Published: 12:52, 29 October 2020
| Updated: 16:32, 29 October 2020
A Kent MP says an investigation's conclusion that her own party broke equality law in its handling of anti-Semitism complaints confirms "what many others knew".
The Equality and Human Rights Commission (EHRC) found evidence of political interference in the way grievances were dealt with, and "unlawful harassment" in the Labour Party.
Former leader Jeremy Corbyn was plagued with allegations of anti-Semitism during his tenure and was criticised by members of his own party - including Ms Duffield - for failing to tackle it.
He has since been suspended from the party after he denied he was “part of the problem”.
An investigation was launched last year following complaints from organisations and people within the party.
The EHRC identified serious failings in the leadership in addressing anti-Semitism and an inadequate process for handling anti-Semitism complaints.
The party is responsible for three breaches of the Equality Act 2010 relating to political interference in complaints, failure to provide adequate training to those handling anti-Semitism cases and harassment.
It has has since been slapped with an unlawful act notice and has been given exactly six weeks to put together an action plan to implement the report's recommendations.
This is legally enforceable by the courts if the requirements are not fulfilled.
Ms Duffield previously admitted her party "probably is" institutionally anti-Semitic.
She was then embroiled in a row with former Canterbury Labour Party chairman Ben Hickman, who claimed her comments angered the “overwhelming majority” of local party members.
He described her comments as "reckless" and even suggested she could be deselected ahead of last year's general election.
In a statement today, she said: "Sadly, the EHRC report confirms what myself and many others knew, that there were unlawful acts and discrimination of anti-Semitism within the Labour party and the handling of it let many people down, causing deep divisions and wounds.
"We have lost many excellent colleagues and supporters because of this shameful chapter in Labour’s history.
"Keir Starmer’s apology and pledge to never let this happen again is crucial to building those breaches of trust that anti-Semitism has caused and I welcome the implementation of the Commission’s suggestions with immediate effect."
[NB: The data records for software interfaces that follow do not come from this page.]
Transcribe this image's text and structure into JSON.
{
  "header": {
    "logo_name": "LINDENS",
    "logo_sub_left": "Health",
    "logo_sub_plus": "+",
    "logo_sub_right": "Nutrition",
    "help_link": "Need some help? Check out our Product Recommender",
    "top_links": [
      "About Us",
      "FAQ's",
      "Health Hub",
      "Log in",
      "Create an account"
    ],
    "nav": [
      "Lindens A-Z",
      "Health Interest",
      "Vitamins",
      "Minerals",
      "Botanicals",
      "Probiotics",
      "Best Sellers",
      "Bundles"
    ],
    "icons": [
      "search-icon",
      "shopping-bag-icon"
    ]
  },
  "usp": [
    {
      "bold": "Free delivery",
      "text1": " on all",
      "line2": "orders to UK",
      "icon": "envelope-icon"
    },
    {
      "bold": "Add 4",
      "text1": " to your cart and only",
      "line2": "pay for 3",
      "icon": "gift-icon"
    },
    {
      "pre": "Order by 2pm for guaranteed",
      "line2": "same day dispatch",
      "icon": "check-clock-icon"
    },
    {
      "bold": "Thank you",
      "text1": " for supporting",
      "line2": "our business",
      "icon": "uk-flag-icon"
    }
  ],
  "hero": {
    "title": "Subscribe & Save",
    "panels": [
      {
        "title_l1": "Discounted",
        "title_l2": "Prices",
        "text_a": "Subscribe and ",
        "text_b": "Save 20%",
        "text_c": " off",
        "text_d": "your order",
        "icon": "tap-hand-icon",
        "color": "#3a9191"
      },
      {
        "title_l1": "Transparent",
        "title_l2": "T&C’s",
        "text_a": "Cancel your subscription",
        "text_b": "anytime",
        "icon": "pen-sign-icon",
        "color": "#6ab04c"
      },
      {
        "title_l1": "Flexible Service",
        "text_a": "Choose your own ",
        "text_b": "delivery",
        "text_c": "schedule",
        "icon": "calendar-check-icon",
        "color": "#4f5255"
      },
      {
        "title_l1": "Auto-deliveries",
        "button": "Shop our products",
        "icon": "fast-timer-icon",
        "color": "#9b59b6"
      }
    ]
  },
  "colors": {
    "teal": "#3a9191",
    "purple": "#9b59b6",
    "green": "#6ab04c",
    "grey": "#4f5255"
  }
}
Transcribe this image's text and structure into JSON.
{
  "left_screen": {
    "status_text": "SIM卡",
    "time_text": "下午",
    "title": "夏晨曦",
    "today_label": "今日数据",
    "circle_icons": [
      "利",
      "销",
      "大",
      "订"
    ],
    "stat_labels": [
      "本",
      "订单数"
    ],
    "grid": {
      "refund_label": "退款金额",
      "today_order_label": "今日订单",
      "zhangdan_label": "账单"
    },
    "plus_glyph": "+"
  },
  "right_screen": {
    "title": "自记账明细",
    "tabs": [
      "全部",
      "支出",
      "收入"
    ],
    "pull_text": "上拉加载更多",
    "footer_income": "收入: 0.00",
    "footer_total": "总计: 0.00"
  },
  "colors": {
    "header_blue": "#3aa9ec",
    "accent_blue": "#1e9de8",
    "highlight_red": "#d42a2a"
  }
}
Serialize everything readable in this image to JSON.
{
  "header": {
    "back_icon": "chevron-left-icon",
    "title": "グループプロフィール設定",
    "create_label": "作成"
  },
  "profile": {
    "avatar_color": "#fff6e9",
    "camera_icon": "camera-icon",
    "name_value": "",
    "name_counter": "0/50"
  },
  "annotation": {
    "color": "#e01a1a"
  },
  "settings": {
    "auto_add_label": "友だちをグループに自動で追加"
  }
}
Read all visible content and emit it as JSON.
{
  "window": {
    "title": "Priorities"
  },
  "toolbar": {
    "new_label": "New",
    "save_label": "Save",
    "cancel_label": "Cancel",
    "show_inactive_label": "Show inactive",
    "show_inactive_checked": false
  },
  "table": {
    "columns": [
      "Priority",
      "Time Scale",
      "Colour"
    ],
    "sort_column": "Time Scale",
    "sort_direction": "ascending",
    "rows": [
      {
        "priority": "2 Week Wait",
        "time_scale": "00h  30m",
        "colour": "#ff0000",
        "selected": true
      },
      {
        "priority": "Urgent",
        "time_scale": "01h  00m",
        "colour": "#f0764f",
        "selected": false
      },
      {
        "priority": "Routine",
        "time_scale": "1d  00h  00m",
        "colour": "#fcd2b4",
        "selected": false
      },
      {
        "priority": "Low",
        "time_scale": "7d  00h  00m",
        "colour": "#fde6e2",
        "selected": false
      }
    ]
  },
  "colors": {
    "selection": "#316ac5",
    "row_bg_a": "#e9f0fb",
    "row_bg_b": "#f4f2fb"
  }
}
The EHRC found there were 23 instances of inappropriate involvement by the then-leader's office in the complaints process - including staff influencing decisions on suspensions or whether to investigate claims.
This was found to be indirectly discriminatory and unlawful as it put the person making the complaint at a disadvantage.
'We failed the Jewish people, our members, our supporters and the British public...'
It was also revealed there was a lack of training for people handling anti-Semitism complaints which indirectly discriminated against Jewish members until August 2020 - when Sir Keir Starmer was leader of the party.
Labour has committed to proper training, with the EHRC recommending it should be mandatory and fully implemented within six months.
The watchdog says the party is responsible for unlawful harassment against its members, identifying the actions of former London mayor Ken Livingstone and Labour councillor Pam Bromley.
Evidence of anti-Semitic tropes and suggestions of complaints being fake or smears were discovered.
But the report said the two cases were "only the tip of the iceberg" and a further 18 “borderline” cases were found, involving councillors, local election candidates and constituency party office holders.
Not enough evidence was produced in these instances to conclude Labour was legally responsible for their conduct.
Mr Corbyn said in a statement he did not accept all of its findings but trusts the recommendations will be "swiftly implemented to help move on from this period".
"The EHRC’s report shows that when I became Labour leader in 2015, the party’s processes for handling complaints were not fit for purpose," he said.
"Reform was then stalled by an obstructive party bureaucracy.
"But from 2018, (then general secretary) Jennie Formby and a new NEC that supported my leadership made substantial improvements, making it much easier and swifter to remove anti-Semites.
"My team acted to speed up, not hinder the process."
Speaking at a press conference today, Sir Keir Starmer described the conclusions of the report as "clear and stark".
"We failed the Jewish people, our members, our supporters and the British public," he said. "And so on behalf of the Labour Party, I am truly sorry for all the pain and grief that has been caused."